- **Available data**

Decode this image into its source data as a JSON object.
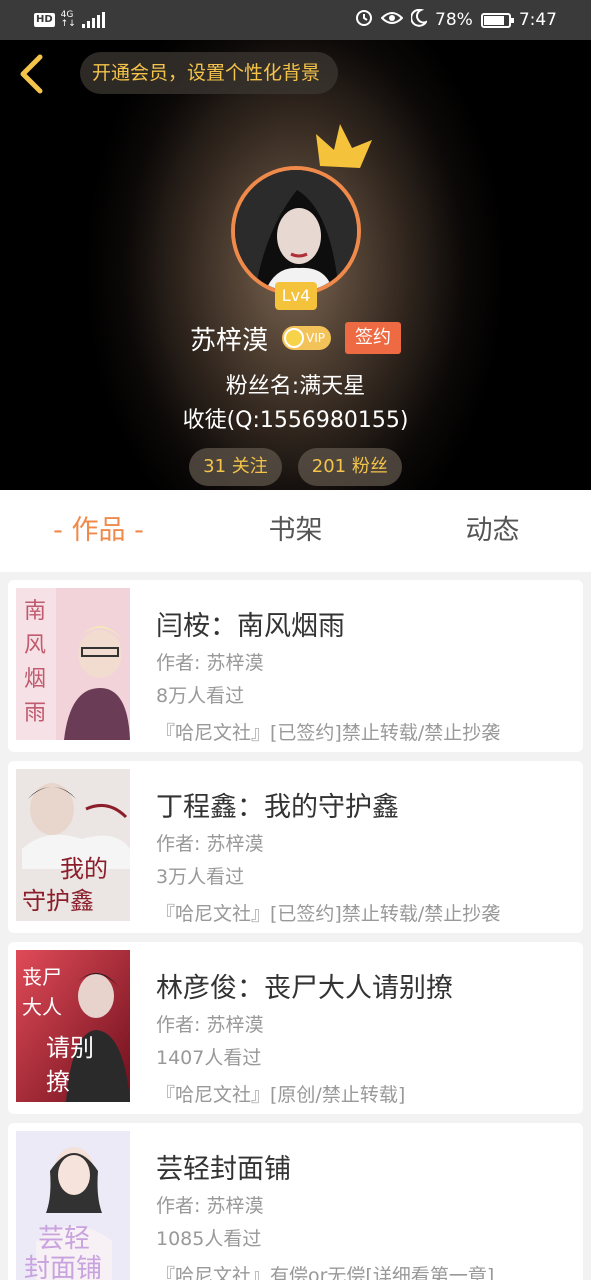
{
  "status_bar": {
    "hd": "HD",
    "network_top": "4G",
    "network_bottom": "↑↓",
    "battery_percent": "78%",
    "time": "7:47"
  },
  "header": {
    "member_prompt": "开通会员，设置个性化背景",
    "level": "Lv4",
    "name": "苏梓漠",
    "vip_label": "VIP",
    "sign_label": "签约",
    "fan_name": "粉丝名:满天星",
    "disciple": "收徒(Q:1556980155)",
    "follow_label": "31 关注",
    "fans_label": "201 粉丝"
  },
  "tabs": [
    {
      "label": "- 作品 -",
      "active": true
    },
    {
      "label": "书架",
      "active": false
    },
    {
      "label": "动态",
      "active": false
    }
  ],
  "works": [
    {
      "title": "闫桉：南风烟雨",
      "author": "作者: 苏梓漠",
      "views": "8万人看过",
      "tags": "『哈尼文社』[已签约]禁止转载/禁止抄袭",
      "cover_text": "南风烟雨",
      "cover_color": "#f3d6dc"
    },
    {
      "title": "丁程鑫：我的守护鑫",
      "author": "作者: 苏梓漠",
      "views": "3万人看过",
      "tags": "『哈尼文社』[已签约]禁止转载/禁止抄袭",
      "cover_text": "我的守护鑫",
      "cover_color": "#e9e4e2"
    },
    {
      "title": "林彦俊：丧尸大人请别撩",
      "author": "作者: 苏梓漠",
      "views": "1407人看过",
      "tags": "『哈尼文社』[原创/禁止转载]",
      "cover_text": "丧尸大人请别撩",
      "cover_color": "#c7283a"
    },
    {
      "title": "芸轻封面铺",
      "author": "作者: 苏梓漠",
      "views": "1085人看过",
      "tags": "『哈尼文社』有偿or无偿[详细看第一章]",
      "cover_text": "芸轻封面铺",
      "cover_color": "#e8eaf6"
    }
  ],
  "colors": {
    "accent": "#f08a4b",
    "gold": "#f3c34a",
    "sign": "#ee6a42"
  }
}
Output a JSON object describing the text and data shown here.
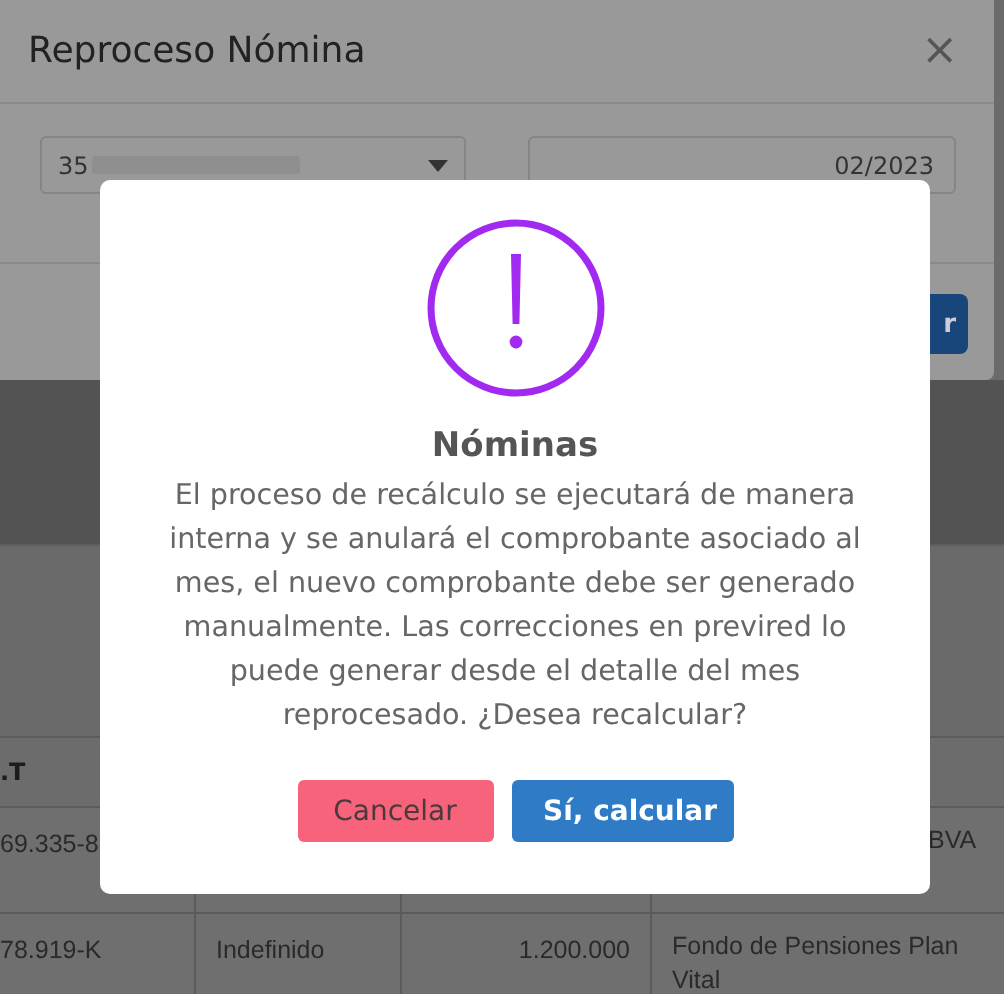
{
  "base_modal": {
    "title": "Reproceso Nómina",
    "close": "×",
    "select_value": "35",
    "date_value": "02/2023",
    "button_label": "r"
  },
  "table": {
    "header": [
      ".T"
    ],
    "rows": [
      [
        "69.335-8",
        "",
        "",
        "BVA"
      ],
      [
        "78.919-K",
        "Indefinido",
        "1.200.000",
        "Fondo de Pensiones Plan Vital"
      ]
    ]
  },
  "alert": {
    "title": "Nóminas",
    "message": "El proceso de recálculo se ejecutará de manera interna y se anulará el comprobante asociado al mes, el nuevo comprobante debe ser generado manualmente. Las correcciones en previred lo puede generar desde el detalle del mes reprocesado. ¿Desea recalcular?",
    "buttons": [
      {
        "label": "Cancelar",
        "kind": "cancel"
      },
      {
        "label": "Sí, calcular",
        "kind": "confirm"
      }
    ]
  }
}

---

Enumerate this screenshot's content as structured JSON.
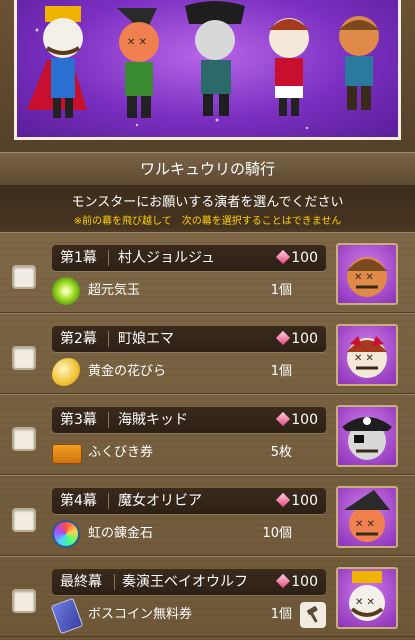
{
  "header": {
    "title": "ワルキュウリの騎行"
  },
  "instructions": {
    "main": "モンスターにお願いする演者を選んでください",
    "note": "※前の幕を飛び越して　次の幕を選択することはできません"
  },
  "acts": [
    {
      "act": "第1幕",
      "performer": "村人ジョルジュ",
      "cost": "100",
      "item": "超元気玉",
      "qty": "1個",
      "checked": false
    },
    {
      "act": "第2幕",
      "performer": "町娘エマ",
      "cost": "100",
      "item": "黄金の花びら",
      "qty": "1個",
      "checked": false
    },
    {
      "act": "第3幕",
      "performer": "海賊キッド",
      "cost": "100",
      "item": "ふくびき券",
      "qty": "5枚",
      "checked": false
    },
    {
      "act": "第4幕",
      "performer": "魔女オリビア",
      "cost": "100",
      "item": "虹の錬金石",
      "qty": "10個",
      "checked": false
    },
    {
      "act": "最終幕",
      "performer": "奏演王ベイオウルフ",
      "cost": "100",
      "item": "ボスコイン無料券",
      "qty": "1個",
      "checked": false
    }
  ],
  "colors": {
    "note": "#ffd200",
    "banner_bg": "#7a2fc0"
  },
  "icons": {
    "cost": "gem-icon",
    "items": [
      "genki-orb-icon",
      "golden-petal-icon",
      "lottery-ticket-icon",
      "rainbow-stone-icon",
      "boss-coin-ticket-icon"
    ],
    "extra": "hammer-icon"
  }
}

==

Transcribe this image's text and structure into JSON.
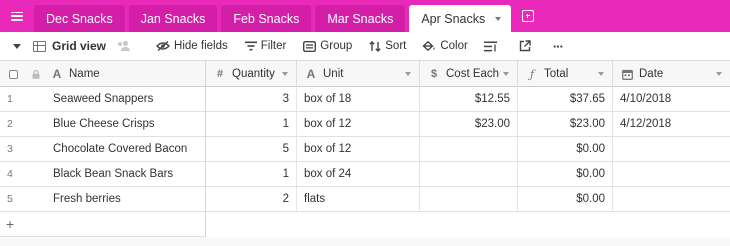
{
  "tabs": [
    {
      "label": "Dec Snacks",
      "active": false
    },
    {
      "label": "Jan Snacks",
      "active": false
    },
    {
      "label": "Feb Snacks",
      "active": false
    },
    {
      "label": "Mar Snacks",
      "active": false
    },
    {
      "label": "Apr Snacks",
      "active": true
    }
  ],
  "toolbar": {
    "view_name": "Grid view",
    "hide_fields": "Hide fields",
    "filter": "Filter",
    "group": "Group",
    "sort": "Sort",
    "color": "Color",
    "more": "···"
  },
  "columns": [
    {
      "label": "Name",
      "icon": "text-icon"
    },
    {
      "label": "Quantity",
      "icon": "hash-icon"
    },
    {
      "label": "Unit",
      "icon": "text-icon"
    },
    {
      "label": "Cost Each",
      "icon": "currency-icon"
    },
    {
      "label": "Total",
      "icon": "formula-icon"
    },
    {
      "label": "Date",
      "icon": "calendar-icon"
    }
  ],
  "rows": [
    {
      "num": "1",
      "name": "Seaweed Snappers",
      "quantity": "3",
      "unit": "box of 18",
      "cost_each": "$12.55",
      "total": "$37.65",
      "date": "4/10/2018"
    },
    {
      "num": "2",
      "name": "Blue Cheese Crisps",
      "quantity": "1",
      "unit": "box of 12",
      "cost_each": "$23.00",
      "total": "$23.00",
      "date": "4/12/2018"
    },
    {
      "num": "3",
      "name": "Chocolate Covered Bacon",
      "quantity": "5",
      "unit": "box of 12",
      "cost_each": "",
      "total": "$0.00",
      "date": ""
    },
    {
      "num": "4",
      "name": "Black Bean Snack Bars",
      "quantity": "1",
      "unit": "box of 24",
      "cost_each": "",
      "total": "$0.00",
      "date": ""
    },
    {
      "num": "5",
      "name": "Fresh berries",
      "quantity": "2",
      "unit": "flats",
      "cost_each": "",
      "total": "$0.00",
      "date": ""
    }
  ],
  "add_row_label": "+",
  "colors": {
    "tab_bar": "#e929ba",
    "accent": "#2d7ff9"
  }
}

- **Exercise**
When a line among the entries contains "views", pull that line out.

- **Response to the task**
      "views": "8万人看过",
      "views": "3万人看过",
      "views": "1407人看过",
      "views": "1085人看过",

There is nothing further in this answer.